Task description: Filter out every line below that lacks "Information", and copy the rest.

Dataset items
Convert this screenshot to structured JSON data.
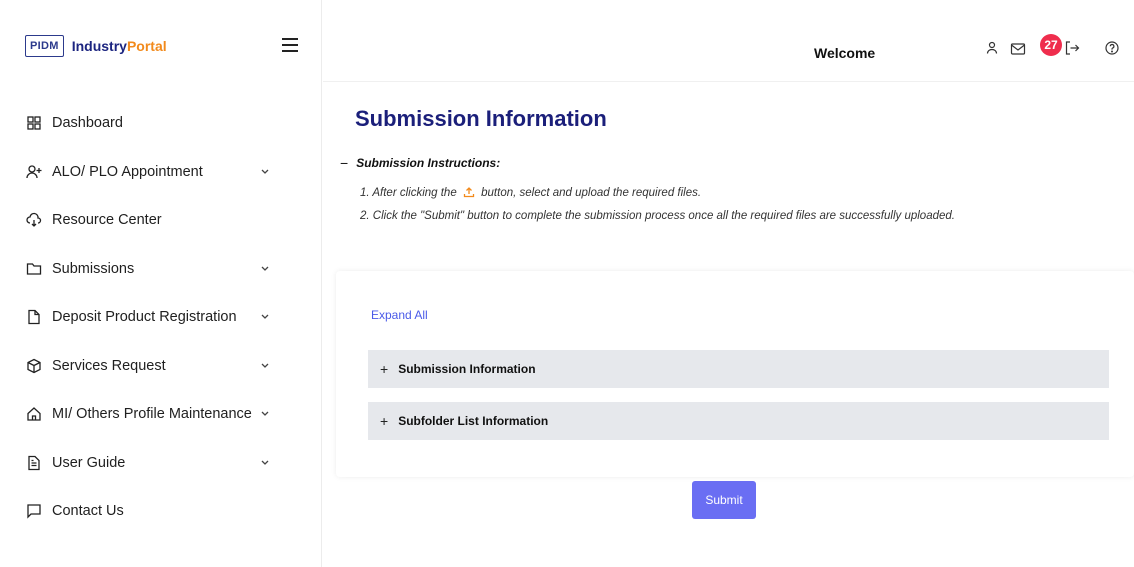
{
  "brand": {
    "logo_text": "PIDM",
    "name_part1": "Industry",
    "name_part2": "Portal"
  },
  "sidebar": {
    "items": [
      {
        "label": "Dashboard",
        "icon": "grid-icon",
        "has_chevron": false
      },
      {
        "label": "ALO/ PLO Appointment",
        "icon": "user-plus-icon",
        "has_chevron": true
      },
      {
        "label": "Resource Center",
        "icon": "cloud-download-icon",
        "has_chevron": false
      },
      {
        "label": "Submissions",
        "icon": "folder-icon",
        "has_chevron": true
      },
      {
        "label": "Deposit Product Registration",
        "icon": "file-icon",
        "has_chevron": true
      },
      {
        "label": "Services Request",
        "icon": "box-icon",
        "has_chevron": true
      },
      {
        "label": "MI/ Others Profile Maintenance",
        "icon": "home-icon",
        "has_chevron": true
      },
      {
        "label": "User Guide",
        "icon": "document-icon",
        "has_chevron": true
      },
      {
        "label": "Contact Us",
        "icon": "message-icon",
        "has_chevron": false
      }
    ]
  },
  "header": {
    "welcome": "Welcome",
    "mail_count": "27"
  },
  "main": {
    "title": "Submission Information",
    "instructions_heading": "Submission Instructions:",
    "instruction_1_pre": "1. After clicking the",
    "instruction_1_post": "button, select and upload the required files.",
    "instruction_2": "2. Click the \"Submit\" button to complete the submission process once all the required files are successfully uploaded.",
    "expand_all": "Expand All",
    "accordions": [
      {
        "label": "Submission Information"
      },
      {
        "label": "Subfolder List Information"
      }
    ],
    "submit_label": "Submit"
  },
  "colors": {
    "title": "#1b1f7a",
    "brand_orange": "#f28a1c",
    "badge": "#ef2d4d",
    "primary_button": "#6a6ef3",
    "link": "#4a5ae8"
  }
}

Written answer:
    "title": "Submission Information",
        "label": "Submission Information"
        "label": "Subfolder List Information"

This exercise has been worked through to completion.